Exercises can help provide context for abstract concepts. In this post and the associated YouTube Short we are going to explore the balance sheet by walking through a simple example for a startup. More precisely, we will be launching a banana stand business (because “there’s always money in the banana stand”).
In the sequence that follows, we will start by raising the funds required to purchase a banana stand, equipment and inventory (Periods 1 – 3), and conclude with the company’s first profitable sale of chocolate bananas (Periods 4 and 5). As we work through each step, keep the accounting equation in mind (image at the bottom of this post) and notice how the balance sheet remains balanced as we progress through the sequence.

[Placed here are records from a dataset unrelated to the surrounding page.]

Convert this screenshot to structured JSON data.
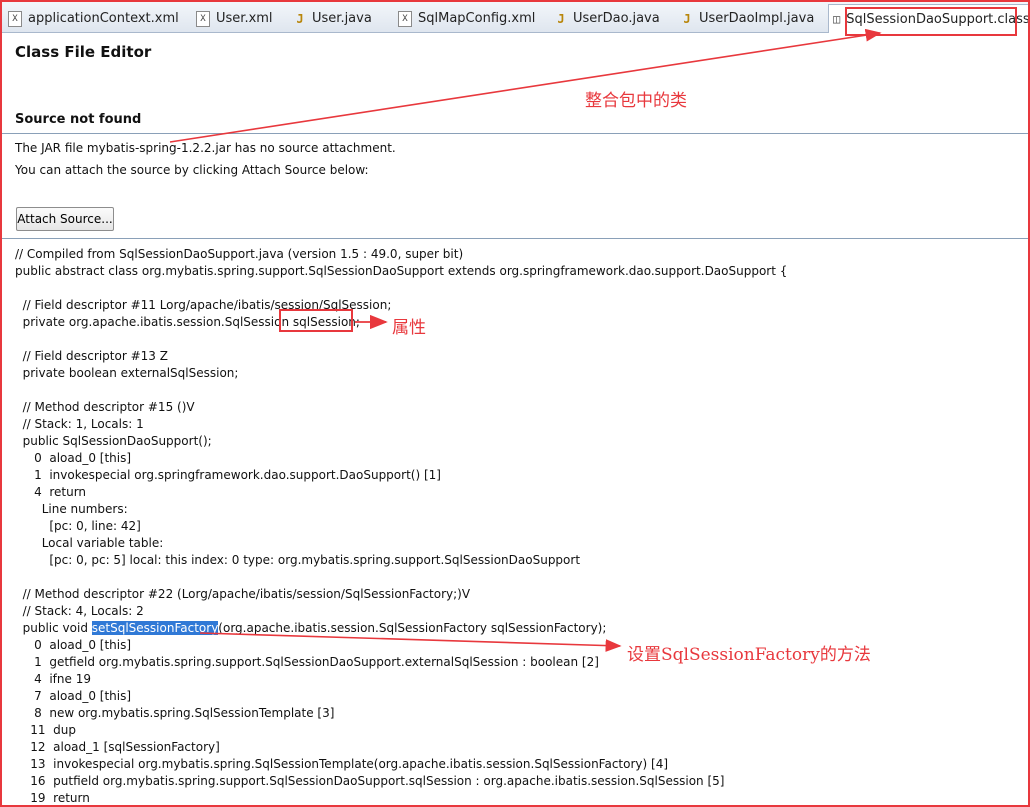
{
  "tabs": [
    {
      "label": "applicationContext.xml",
      "icon": "xml-file-icon",
      "glyph": "X"
    },
    {
      "label": "User.xml",
      "icon": "xml-file-icon",
      "glyph": "X"
    },
    {
      "label": "User.java",
      "icon": "java-file-icon",
      "glyph": "J"
    },
    {
      "label": "SqlMapConfig.xml",
      "icon": "xml-file-icon",
      "glyph": "X"
    },
    {
      "label": "UserDao.java",
      "icon": "java-file-icon",
      "glyph": "J"
    },
    {
      "label": "UserDaoImpl.java",
      "icon": "java-file-icon",
      "glyph": "J"
    },
    {
      "label": "SqlSessionDaoSupport.class",
      "icon": "class-file-icon",
      "glyph": "◫"
    }
  ],
  "editor": {
    "title": "Class File Editor",
    "source_not_found": "Source not found",
    "jar_message": "The JAR file mybatis-spring-1.2.2.jar has no source attachment.",
    "attach_hint": "You can attach the source by clicking Attach Source below:",
    "attach_button": "Attach Source..."
  },
  "code_lines": [
    "// Compiled from SqlSessionDaoSupport.java (version 1.5 : 49.0, super bit)",
    "public abstract class org.mybatis.spring.support.SqlSessionDaoSupport extends org.springframework.dao.support.DaoSupport {",
    "",
    "  // Field descriptor #11 Lorg/apache/ibatis/session/SqlSession;",
    "  private org.apache.ibatis.session.SqlSession sqlSession;",
    "",
    "  // Field descriptor #13 Z",
    "  private boolean externalSqlSession;",
    "",
    "  // Method descriptor #15 ()V",
    "  // Stack: 1, Locals: 1",
    "  public SqlSessionDaoSupport();",
    "     0  aload_0 [this]",
    "     1  invokespecial org.springframework.dao.support.DaoSupport() [1]",
    "     4  return",
    "       Line numbers:",
    "         [pc: 0, line: 42]",
    "       Local variable table:",
    "         [pc: 0, pc: 5] local: this index: 0 type: org.mybatis.spring.support.SqlSessionDaoSupport",
    "",
    "  // Method descriptor #22 (Lorg/apache/ibatis/session/SqlSessionFactory;)V",
    "  // Stack: 4, Locals: 2",
    "  public void setSqlSessionFactory(org.apache.ibatis.session.SqlSessionFactory sqlSessionFactory);",
    "     0  aload_0 [this]",
    "     1  getfield org.mybatis.spring.support.SqlSessionDaoSupport.externalSqlSession : boolean [2]",
    "     4  ifne 19",
    "     7  aload_0 [this]",
    "     8  new org.mybatis.spring.SqlSessionTemplate [3]",
    "    11  dup",
    "    12  aload_1 [sqlSessionFactory]",
    "    13  invokespecial org.mybatis.spring.SqlSessionTemplate(org.apache.ibatis.session.SqlSessionFactory) [4]",
    "    16  putfield org.mybatis.spring.support.SqlSessionDaoSupport.sqlSession : org.apache.ibatis.session.SqlSession [5]",
    "    19  return"
  ],
  "highlight": {
    "line": 22,
    "text": "setSqlSessionFactory"
  },
  "annotations": {
    "integration_class": "整合包中的类",
    "property": "属性",
    "setter_method": "设置SqlSessionFactory的方法"
  },
  "colors": {
    "annotation": "#e8383d",
    "selection": "#3079d6"
  }
}
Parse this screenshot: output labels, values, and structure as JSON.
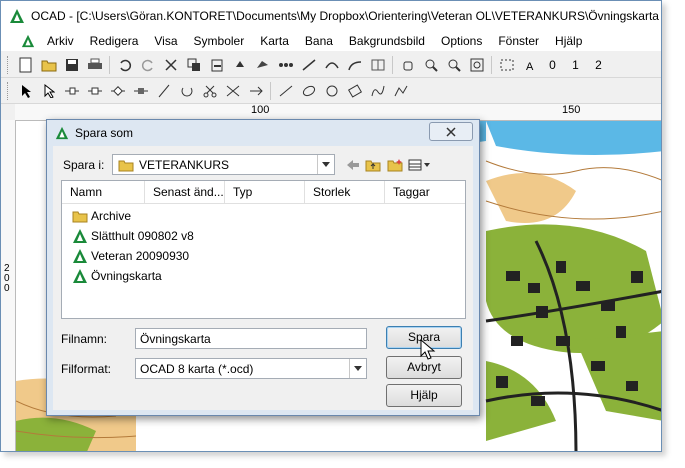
{
  "window": {
    "title": "OCAD - [C:\\Users\\Göran.KONTORET\\Documents\\My Dropbox\\Orientering\\Veteran OL\\VETERANKURS\\Övningskarta"
  },
  "menu": [
    "Arkiv",
    "Redigera",
    "Visa",
    "Symboler",
    "Karta",
    "Bana",
    "Bakgrundsbild",
    "Options",
    "Fönster",
    "Hjälp"
  ],
  "toolbar": {
    "labels": [
      "0",
      "1",
      "2"
    ]
  },
  "ruler": {
    "marks": [
      "100",
      "150"
    ],
    "vertical_label": "2\n0\n0"
  },
  "dialog": {
    "title": "Spara som",
    "save_in_label": "Spara i:",
    "save_in_value": "VETERANKURS",
    "columns": [
      "Namn",
      "Senast änd...",
      "Typ",
      "Storlek",
      "Taggar"
    ],
    "files": [
      {
        "name": "Archive",
        "icon": "folder-icon"
      },
      {
        "name": "Slätthult 090802 v8",
        "icon": "ocad-file-icon"
      },
      {
        "name": "Veteran 20090930",
        "icon": "ocad-file-icon"
      },
      {
        "name": "Övningskarta",
        "icon": "ocad-file-icon"
      }
    ],
    "filename_label": "Filnamn:",
    "filename_value": "Övningskarta",
    "format_label": "Filformat:",
    "format_value": "OCAD 8 karta (*.ocd)",
    "buttons": {
      "save": "Spara",
      "cancel": "Avbryt",
      "help": "Hjälp"
    }
  },
  "colors": {
    "accent": "#3c7fb1",
    "map_green": "#8bb23a",
    "map_blue": "#5bb8e6",
    "map_orange": "#f0c98a"
  }
}
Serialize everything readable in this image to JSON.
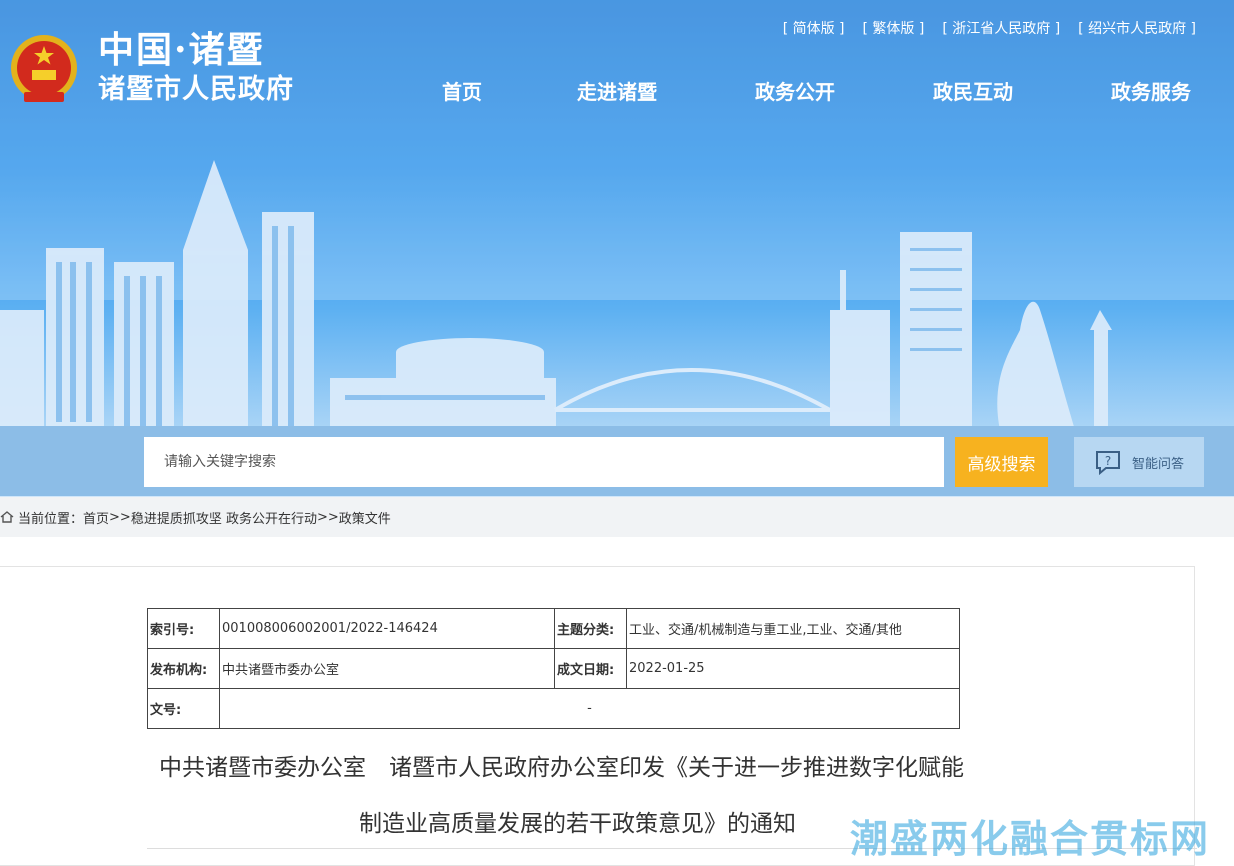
{
  "header": {
    "logo_line1": "中国·诸暨",
    "logo_line2": "诸暨市人民政府",
    "top_links": [
      "[ 简体版 ]",
      "[ 繁体版 ]",
      "[ 浙江省人民政府 ]",
      "[ 绍兴市人民政府 ]"
    ],
    "nav": [
      "首页",
      "走进诸暨",
      "政务公开",
      "政民互动",
      "政务服务"
    ]
  },
  "search": {
    "placeholder": "请输入关键字搜索",
    "advanced_label": "高级搜索",
    "ai_label": "智能问答"
  },
  "breadcrumb": {
    "prefix": "当前位置：",
    "items": [
      "首页",
      "稳进提质抓攻坚 政务公开在行动",
      "政策文件"
    ],
    "separator": ">>"
  },
  "meta": {
    "index_label": "索引号:",
    "index_value": "001008006002001/2022-146424",
    "topic_label": "主题分类:",
    "topic_value": "工业、交通/机械制造与重工业,工业、交通/其他",
    "publisher_label": "发布机构:",
    "publisher_value": "中共诸暨市委办公室",
    "date_label": "成文日期:",
    "date_value": "2022-01-25",
    "docno_label": "文号:",
    "docno_value": "-"
  },
  "document": {
    "title_line1": "中共诸暨市委办公室　诸暨市人民政府办公室印发《关于进一步推进数字化赋能",
    "title_line2": "制造业高质量发展的若干政策意见》的通知"
  },
  "watermark": "潮盛两化融合贯标网",
  "colors": {
    "banner_top": "#1679d8",
    "search_band": "#8cbde7",
    "advanced_button": "#f7b21f",
    "breadcrumb_bg": "#f1f3f5"
  }
}
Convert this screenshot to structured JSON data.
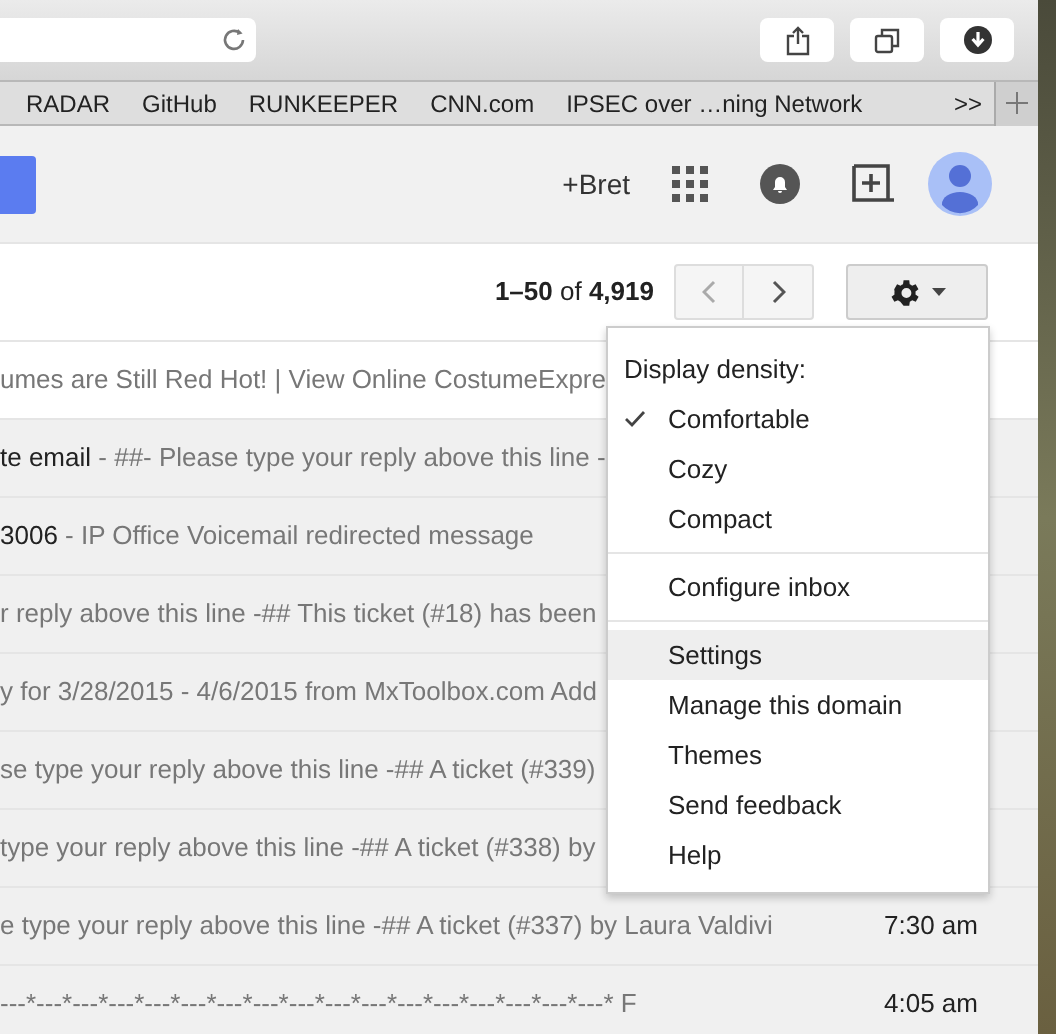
{
  "bookmarks": [
    "RADAR",
    "GitHub",
    "RUNKEEPER",
    "CNN.com",
    "IPSEC over …ning Network"
  ],
  "bookmarks_overflow": ">>",
  "header": {
    "plus_user": "+Bret"
  },
  "pager": {
    "range": "1–50",
    "of": "of",
    "total": "4,919"
  },
  "emails": [
    {
      "snippet": "umes are Still Red Hot! | View Online CostumeExpre",
      "unread": false
    },
    {
      "subject": "te email",
      "snippet": " - ##- Please type your reply above this line -",
      "unread": true
    },
    {
      "subject": "3006",
      "snippet": " - IP Office Voicemail redirected message",
      "unread": true
    },
    {
      "snippet": "r reply above this line -## This ticket (#18) has been",
      "unread": true
    },
    {
      "snippet": "y for 3/28/2015 - 4/6/2015 from MxToolbox.com Add",
      "unread": true
    },
    {
      "snippet": "se type your reply above this line -## A ticket (#339)",
      "unread": true
    },
    {
      "snippet": " type your reply above this line -## A ticket (#338) by",
      "unread": true
    },
    {
      "snippet": "e type your reply above this line -## A ticket (#337) by Laura Valdivi",
      "time": "7:30 am",
      "unread": true
    },
    {
      "snippet": "---*---*---*---*---*---*---*---*---*---*---*---*---*---*---*---*---* F",
      "time": "4:05 am",
      "unread": true
    }
  ],
  "settings_menu": {
    "heading": "Display density:",
    "items": [
      {
        "kind": "density",
        "label": "Comfortable",
        "checked": true,
        "highlighted": false
      },
      {
        "kind": "density",
        "label": "Cozy",
        "checked": false,
        "highlighted": false
      },
      {
        "kind": "density",
        "label": "Compact",
        "checked": false,
        "highlighted": false
      },
      {
        "kind": "divider"
      },
      {
        "kind": "action",
        "label": "Configure inbox",
        "highlighted": false
      },
      {
        "kind": "divider"
      },
      {
        "kind": "action",
        "label": "Settings",
        "highlighted": true
      },
      {
        "kind": "action",
        "label": "Manage this domain",
        "highlighted": false
      },
      {
        "kind": "action",
        "label": "Themes",
        "highlighted": false
      },
      {
        "kind": "action",
        "label": "Send feedback",
        "highlighted": false
      },
      {
        "kind": "action",
        "label": "Help",
        "highlighted": false
      }
    ]
  }
}
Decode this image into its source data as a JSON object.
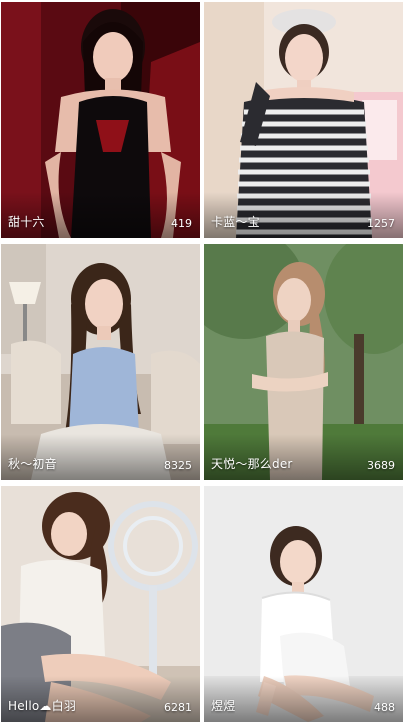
{
  "cards": [
    {
      "name": "甜十六",
      "count": "419"
    },
    {
      "name": "卡蓝～宝",
      "count": "1257"
    },
    {
      "name": "秋～初音",
      "count": "8325"
    },
    {
      "name": "天悦～那么der",
      "count": "3689"
    },
    {
      "name": "Hello☁白羽",
      "count": "6281"
    },
    {
      "name": "煜煜",
      "count": "488"
    }
  ]
}
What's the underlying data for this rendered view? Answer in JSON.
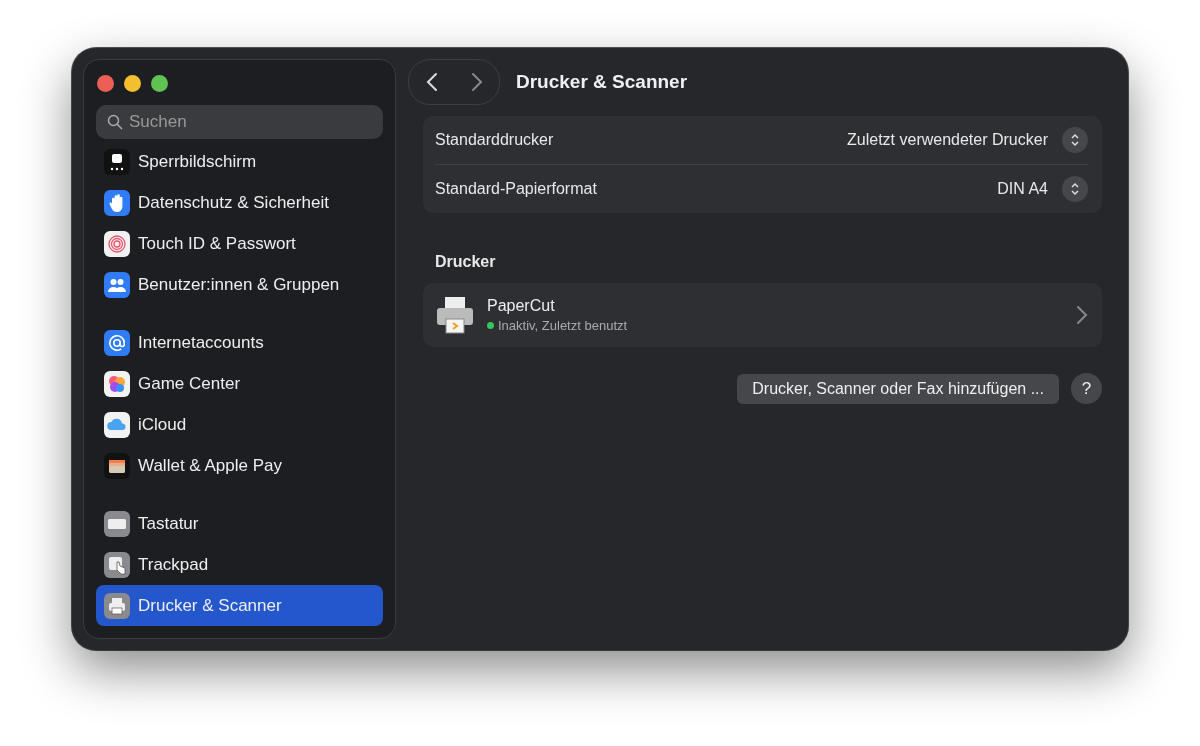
{
  "window": {
    "title": "Drucker & Scanner"
  },
  "sidebar": {
    "search": {
      "placeholder": "Suchen"
    },
    "groups": [
      [
        {
          "label": "Sperrbildschirm",
          "selected": false
        },
        {
          "label": "Datenschutz & Sicherheit",
          "selected": false
        },
        {
          "label": "Touch ID & Passwort",
          "selected": false
        },
        {
          "label": "Benutzer:innen & Gruppen",
          "selected": false
        }
      ],
      [
        {
          "label": "Internetaccounts",
          "selected": false
        },
        {
          "label": "Game Center",
          "selected": false
        },
        {
          "label": "iCloud",
          "selected": false
        },
        {
          "label": "Wallet & Apple Pay",
          "selected": false
        }
      ],
      [
        {
          "label": "Tastatur",
          "selected": false
        },
        {
          "label": "Trackpad",
          "selected": false
        },
        {
          "label": "Drucker & Scanner",
          "selected": true
        }
      ]
    ]
  },
  "settings": [
    {
      "label": "Standarddrucker",
      "value": "Zuletzt verwendeter Drucker"
    },
    {
      "label": "Standard-Papierformat",
      "value": "DIN A4"
    }
  ],
  "printers_section": {
    "title": "Drucker",
    "printers": [
      {
        "name": "PaperCut",
        "status": "Inaktiv, Zuletzt benutzt",
        "color": "#34c759"
      }
    ]
  },
  "add_button": "Drucker, Scanner oder Fax hinzufügen ...",
  "help_button": "?"
}
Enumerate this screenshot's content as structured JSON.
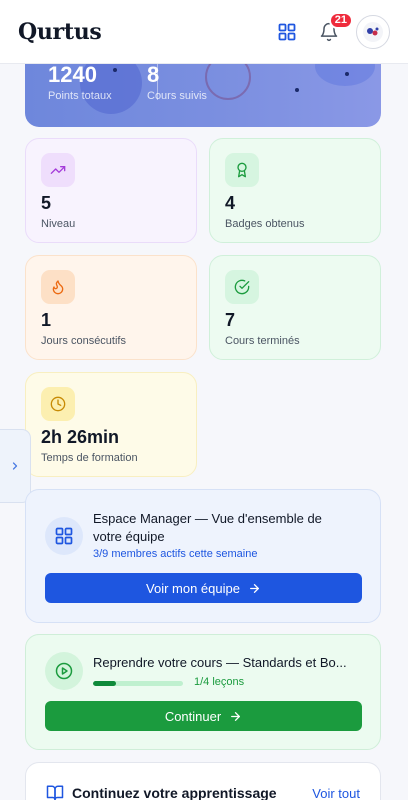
{
  "header": {
    "brand": "Qurtus",
    "notification_count": "21",
    "icons": {
      "apps": "grid-icon",
      "notifications": "bell-icon",
      "avatar": "avatar-logo"
    }
  },
  "hero": {
    "total_points_value": "1240",
    "total_points_label": "Points totaux",
    "courses_followed_value": "8",
    "courses_followed_label": "Cours suivis"
  },
  "stats": {
    "level": {
      "value": "5",
      "label": "Niveau",
      "icon": "trending-up-icon"
    },
    "badges": {
      "value": "4",
      "label": "Badges obtenus",
      "icon": "award-icon"
    },
    "streak": {
      "value": "1",
      "label": "Jours consécutifs",
      "icon": "flame-icon"
    },
    "completed": {
      "value": "7",
      "label": "Cours terminés",
      "icon": "check-circle-icon"
    },
    "training_time": {
      "value": "2h 26min",
      "label": "Temps de formation",
      "icon": "clock-icon"
    }
  },
  "manager": {
    "title": "Espace Manager — Vue d'ensemble de votre équipe",
    "subtitle": "3/9 membres actifs cette semaine",
    "button_label": "Voir mon équipe"
  },
  "resume": {
    "title": "Reprendre votre cours — Standards et Bo...",
    "progress_text": "1/4 leçons",
    "progress_fraction": 0.25,
    "button_label": "Continuer"
  },
  "continue_learning": {
    "title": "Continuez votre apprentissage",
    "link_label": "Voir tout"
  },
  "colors": {
    "primary_blue": "#1e56e0",
    "primary_green": "#1b9b3e",
    "badge_red": "#ef2b3c"
  }
}
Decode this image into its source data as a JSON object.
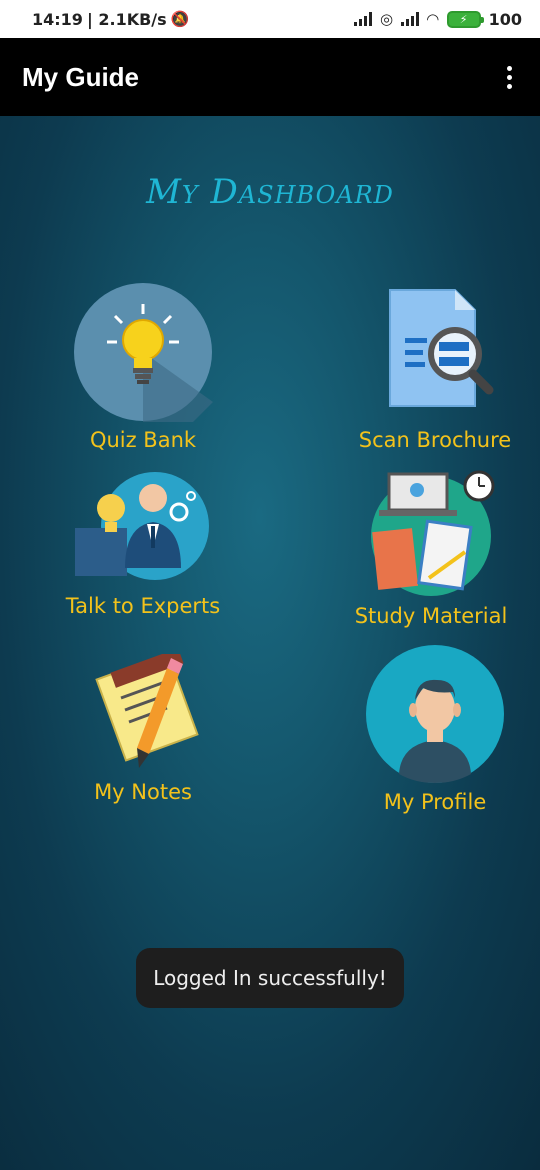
{
  "status_bar": {
    "time": "14:19",
    "net_speed": "| 2.1KB/s",
    "battery": "100"
  },
  "app_bar": {
    "title": "My Guide"
  },
  "dashboard": {
    "title": "My Dashboard",
    "tiles": [
      {
        "label": "Quiz Bank",
        "icon": "lightbulb-icon"
      },
      {
        "label": "Scan Brochure",
        "icon": "document-search-icon"
      },
      {
        "label": "Talk to Experts",
        "icon": "expert-icon"
      },
      {
        "label": "Study Material",
        "icon": "study-material-icon"
      },
      {
        "label": "My Notes",
        "icon": "notes-pencil-icon"
      },
      {
        "label": "My Profile",
        "icon": "profile-avatar-icon"
      }
    ]
  },
  "toast": {
    "message": "Logged In successfully!"
  },
  "colors": {
    "accent_title": "#1fb6d4",
    "tile_label": "#f3c21b",
    "app_bar_bg": "#000000"
  }
}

Period 1: You invest cash in the company. Cash and contributed capital both increase by the same amount.
Period 2: The company raises debt. Cash and debt both increase by the same amount.
Period 3: The company purchases a banana stand and equipment. Cash is reduced by the amount of the purchase and PP&E increases by the amount of the purchase.
Period 4: The company purchases enough inventory for 100 chocolate bananas. Cash is reduced by the amount of inventory purchased and inventory grows by the same amount.
Period 5: The company sells 100 chocolate bananas at a 50% profit. Cash increases by the amount of the sale, and because the inventory (chocolate bananas) have been sold, inventory is reduced to zero. The difference between the sale and cost of inventory (i.e., the profit made on the sale) is recorded under retained earnings.
Accounting Equation Image